How Rory O’Malley Went From Waiting Tables to ‘Hamilton’ + Primetime

Photo Source: Joan Marcus

The below Career Dispatches essay was written by Rory O’Malley, a Tony nominee for “The Book of Mormon” who just wrapped his run as King George in “Hamilton” and can currently be seeing co-starring on Jenji Kohan’s “American Princess,” airing on Lifetime Sundays at 10/9 p.m. central.

Tough memories of early career struggles in my 20s are so clearly branded in my brain that they remain like memorials to my most desperate and vulnerable days. There was that day I was going to celebrate with a friend who had just booked his Broadway debut, but couldn’t because I had to stay late at my temp job until the filing was done. There was a night I was watching a late night talk show and heard that a former acting classmate was the next guest up; I was so excited to see him on TV, but couldn’t stay home and watch because it would have made me late for my overnight shift at the hotel I was working at. There was that time I was so excited to have booked a role in a new play that I ran into my restaurant to quit my waiter job only to find out the show would pay a measly $7 per performance and parking and gas would cost much more. I had to sheepishly ask for more shifts just so I could afford to do it.

These moments were not the only times in my early career that I had to choose my side job over my dream job, but they are just a few examples of when I felt the most defeated. The truth is, most days I was showing up to these jobs feeling like a failure, as though they were proof that I was on the wrong path. Many of my classmates and friends were getting acting jobs while I was struggling to even get auditions. I was convinced that I had failed before I was even given a chance to start. I became resentful of those friends who didn’t have to find side work because their careers were on a roll, or because their bills were on their parents’ bankroll.

It just didn’t seem fair. I had worked my entire life to be a professional actor. My time was supposed to be spent memorizing Shakespeare, not the menu specials at my restaurant!
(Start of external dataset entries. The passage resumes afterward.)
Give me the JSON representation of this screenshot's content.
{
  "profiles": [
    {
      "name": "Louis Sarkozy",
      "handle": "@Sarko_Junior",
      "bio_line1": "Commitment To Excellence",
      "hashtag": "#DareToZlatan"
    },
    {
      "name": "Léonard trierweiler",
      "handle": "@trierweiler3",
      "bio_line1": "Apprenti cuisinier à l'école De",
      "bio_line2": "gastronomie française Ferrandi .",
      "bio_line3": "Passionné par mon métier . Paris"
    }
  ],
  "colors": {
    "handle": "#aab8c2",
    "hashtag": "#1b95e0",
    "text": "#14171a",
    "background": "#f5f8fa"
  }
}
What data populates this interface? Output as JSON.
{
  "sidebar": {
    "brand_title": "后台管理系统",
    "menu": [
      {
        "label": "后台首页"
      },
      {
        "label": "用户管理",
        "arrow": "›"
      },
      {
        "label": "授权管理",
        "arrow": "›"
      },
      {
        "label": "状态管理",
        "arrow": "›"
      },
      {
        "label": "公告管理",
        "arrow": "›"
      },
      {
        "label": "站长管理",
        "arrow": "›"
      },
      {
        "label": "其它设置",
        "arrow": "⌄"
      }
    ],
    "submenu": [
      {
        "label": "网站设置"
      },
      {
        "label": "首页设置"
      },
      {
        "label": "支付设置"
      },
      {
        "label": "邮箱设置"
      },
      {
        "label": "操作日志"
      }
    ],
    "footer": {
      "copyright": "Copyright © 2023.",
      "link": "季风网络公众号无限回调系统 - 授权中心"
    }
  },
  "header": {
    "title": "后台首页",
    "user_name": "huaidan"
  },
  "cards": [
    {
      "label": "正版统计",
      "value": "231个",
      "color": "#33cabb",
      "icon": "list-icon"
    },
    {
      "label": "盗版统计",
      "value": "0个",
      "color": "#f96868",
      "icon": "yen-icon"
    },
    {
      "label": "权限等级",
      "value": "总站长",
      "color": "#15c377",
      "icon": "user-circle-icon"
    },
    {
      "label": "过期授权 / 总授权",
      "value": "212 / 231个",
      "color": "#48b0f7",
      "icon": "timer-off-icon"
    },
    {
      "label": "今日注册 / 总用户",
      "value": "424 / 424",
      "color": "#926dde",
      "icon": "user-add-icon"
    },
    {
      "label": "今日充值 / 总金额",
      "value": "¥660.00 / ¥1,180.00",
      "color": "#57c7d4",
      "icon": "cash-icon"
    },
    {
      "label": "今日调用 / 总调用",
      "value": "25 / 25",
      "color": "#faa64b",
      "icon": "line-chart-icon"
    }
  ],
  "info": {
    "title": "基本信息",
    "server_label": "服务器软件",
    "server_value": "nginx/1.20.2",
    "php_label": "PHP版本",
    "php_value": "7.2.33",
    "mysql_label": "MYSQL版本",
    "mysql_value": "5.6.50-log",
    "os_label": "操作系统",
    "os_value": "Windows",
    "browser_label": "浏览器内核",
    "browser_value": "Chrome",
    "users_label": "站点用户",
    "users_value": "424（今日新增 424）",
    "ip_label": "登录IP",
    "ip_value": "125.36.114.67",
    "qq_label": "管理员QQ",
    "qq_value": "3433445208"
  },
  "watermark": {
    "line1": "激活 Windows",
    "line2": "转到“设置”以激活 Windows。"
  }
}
After several years of some success but not the kind of acting job that would consistently pay my bills, I finally got a life-altering call while sitting at my temp-job desk. It was a casting director saying that the “South Park” guys were doing a reading of a new musical about Mormons. She wanted to know if I could get off work for a week to participate. I went to my supervisor who said, “Cool! I love South Park!” He gave me the week off and over the next three years, I went back and forth between a desk job and the workshops of what would eventually become “The Book of Mormon” playing the role that would earn me a Tony nomination. That temp job is the only reason I was able to survive in New York City long enough to have that opportunity.

Of course, I no longer look at that job or the countless other jobs I had during that time as failures. Those gigs were the building blocks of my career. Not only did they keep me fed and put a roof over my head, they also gave me the gift of gratitude that I am still benefiting from today. It’s easy for me to be thankful now in hindsight, but I wish I could have embraced that time with more pride and respect for that work because it was a part of my story as an artist. I spent too many years being resentful of the jobs that were providing me with the most valuable resource that an artist can have: Time.

Time for my dream to unfold.

Time to get better at my craft before the spotlight was on me.

Time to meet other actors and figure out what I want to say as an artist.

It certainly doesn’t always feel like it, but waiting on a table, answering phones at a desk, or checking someone into their hotel room is an important stop on the path to your dream. Don’t despair while you are there. Try to respect the time and find the gratitude. If nothing else, it will make your shift go by faster!

What advice would you tell YOUR younger self? Get more Career Dispatches right here!